In some villages near the Thai border, over half the residents have migrated for work. For those left behind, it’s getting harder and harder to cope.
With more visitors to Siem Reap coming from within the region, the industry must adapt or risk losing out.
Stephane De Greef’s enthusiasm for all things creepy and crawly is infectious.
From the Cardamom Mountains in the west to the Mondulkiri highlands in the east, Cambodia still has much to offer those wanting to slip on a pair of sturdy boots and trousers and enjoy the last vestiges of the country’s natural habitat.
It began, as such passions often do, with the simple delight of a rusty Volkswagen Beetle bought for a song in 1994.
Understanding the lives of those who ruled over and lived under the Khmer Empire motivates the teams that comb Cambodia looking for clues about their politics, economics and rituals. But with relatively few materials or records to work from, examination has largely been a patchwork of studies of finished elements such as the architectural ornamentations, bas reliefs and sculptures that remain centuries after they were first revealed.
While the tradition of ‘merit releasing’ birds is rooted in Buddhist principles of compassion, the worldly effects are devastating for the Kingdom’s wildlife.
An old story from the Southeast Asia Globe that seems timely right now.
For the past decade, Siem Reap’s answer to Khao San Road has pulled in the punters with cheap and cheerful fun. Now rent hikes are forcing out some of its longest-standing businesses
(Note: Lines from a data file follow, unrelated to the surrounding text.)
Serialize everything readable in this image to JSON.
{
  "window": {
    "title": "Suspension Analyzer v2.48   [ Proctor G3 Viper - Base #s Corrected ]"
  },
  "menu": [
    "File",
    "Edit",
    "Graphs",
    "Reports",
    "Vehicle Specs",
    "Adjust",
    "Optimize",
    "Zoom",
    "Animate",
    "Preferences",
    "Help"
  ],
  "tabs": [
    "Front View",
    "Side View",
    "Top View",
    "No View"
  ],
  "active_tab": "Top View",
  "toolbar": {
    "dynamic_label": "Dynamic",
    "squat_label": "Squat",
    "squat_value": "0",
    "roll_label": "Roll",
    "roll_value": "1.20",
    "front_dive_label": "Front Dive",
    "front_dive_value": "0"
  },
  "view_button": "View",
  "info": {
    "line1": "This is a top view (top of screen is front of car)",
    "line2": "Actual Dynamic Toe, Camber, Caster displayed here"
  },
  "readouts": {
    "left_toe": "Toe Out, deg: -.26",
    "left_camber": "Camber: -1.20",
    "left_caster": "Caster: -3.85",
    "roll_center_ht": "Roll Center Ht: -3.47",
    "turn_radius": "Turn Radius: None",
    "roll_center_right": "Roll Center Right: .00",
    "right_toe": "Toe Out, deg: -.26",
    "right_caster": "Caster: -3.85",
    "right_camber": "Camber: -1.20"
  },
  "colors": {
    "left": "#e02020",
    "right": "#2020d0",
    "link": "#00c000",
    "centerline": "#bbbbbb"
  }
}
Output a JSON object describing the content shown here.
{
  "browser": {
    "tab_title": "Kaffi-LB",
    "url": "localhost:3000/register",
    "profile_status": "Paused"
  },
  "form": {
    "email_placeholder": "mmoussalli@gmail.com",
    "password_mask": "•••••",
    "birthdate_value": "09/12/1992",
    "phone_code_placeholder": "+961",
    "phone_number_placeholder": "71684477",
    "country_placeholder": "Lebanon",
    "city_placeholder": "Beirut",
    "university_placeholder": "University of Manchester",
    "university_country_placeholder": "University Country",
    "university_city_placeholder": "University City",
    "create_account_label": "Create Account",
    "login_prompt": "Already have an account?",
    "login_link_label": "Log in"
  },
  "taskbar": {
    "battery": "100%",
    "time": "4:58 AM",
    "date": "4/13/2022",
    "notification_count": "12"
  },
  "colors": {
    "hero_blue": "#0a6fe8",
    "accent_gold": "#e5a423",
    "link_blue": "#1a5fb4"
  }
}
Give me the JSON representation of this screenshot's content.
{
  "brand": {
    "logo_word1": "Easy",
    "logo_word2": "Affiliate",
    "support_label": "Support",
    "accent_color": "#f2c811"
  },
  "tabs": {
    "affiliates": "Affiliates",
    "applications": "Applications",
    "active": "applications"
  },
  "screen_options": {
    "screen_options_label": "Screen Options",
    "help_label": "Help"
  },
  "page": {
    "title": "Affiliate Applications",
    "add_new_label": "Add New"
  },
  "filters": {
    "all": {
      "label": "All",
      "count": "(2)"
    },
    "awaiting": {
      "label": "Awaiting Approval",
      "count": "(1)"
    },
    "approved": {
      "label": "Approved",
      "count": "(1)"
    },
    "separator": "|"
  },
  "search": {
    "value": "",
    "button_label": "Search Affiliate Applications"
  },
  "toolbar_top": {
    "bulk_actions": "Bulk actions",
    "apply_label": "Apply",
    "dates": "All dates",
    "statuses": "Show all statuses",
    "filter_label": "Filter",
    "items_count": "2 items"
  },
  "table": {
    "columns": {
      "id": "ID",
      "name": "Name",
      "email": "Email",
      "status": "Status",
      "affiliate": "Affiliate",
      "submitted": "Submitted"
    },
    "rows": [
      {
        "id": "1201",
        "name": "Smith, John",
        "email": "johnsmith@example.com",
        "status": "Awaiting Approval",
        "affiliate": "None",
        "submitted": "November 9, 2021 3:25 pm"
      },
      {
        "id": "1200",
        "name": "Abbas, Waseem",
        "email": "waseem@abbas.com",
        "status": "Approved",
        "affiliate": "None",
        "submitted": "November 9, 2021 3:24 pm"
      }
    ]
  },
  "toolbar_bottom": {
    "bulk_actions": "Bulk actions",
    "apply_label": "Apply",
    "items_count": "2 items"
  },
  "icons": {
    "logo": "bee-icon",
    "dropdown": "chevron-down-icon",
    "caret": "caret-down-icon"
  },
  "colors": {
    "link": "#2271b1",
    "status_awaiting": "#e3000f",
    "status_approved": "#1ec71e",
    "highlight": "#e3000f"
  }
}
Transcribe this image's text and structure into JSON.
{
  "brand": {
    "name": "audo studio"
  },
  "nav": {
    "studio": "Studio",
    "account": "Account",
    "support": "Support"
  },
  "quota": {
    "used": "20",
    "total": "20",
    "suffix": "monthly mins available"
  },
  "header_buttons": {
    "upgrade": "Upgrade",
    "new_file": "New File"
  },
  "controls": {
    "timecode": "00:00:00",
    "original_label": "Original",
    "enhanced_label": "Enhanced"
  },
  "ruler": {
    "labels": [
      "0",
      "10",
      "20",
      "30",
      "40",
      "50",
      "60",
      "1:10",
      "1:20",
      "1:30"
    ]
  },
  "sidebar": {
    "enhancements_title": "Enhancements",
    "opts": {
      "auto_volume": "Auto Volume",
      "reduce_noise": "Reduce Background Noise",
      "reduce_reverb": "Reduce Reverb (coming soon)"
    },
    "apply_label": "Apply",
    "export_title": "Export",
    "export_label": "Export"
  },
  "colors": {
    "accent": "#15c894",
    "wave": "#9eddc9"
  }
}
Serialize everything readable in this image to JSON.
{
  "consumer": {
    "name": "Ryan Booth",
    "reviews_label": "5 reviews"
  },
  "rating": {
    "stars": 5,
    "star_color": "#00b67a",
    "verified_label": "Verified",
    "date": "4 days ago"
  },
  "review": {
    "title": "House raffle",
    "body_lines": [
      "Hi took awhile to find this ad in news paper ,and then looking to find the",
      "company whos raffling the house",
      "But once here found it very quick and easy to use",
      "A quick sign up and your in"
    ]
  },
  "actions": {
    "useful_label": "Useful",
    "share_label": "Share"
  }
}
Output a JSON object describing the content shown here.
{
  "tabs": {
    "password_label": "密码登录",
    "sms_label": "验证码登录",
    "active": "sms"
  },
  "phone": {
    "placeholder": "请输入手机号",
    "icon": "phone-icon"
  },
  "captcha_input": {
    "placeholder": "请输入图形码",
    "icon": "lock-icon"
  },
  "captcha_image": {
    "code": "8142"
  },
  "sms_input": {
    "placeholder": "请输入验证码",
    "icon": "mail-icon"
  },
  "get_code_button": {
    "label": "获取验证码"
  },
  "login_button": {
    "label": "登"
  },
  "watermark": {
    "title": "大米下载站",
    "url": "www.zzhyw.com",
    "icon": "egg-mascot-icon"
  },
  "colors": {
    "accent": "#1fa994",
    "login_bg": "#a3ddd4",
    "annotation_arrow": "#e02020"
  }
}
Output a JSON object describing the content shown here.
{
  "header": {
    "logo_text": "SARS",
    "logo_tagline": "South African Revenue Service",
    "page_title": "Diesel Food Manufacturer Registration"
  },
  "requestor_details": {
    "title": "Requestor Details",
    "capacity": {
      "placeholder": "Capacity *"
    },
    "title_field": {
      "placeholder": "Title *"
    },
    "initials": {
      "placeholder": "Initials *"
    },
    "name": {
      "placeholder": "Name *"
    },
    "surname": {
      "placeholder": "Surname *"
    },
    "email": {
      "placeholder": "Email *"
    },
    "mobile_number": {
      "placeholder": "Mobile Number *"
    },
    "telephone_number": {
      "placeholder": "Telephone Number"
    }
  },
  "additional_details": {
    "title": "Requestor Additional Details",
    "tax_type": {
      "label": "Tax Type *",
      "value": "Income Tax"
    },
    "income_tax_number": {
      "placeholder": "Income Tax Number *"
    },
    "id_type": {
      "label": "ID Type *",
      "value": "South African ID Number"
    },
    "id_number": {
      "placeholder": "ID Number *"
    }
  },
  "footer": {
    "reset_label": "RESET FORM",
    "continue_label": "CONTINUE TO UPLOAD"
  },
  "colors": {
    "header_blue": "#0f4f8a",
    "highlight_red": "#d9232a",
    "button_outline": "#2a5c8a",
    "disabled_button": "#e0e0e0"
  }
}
Nithyananda Sangha posted a series of YouTube videos making the assertion shortly before hosting workshops in Siem Reap.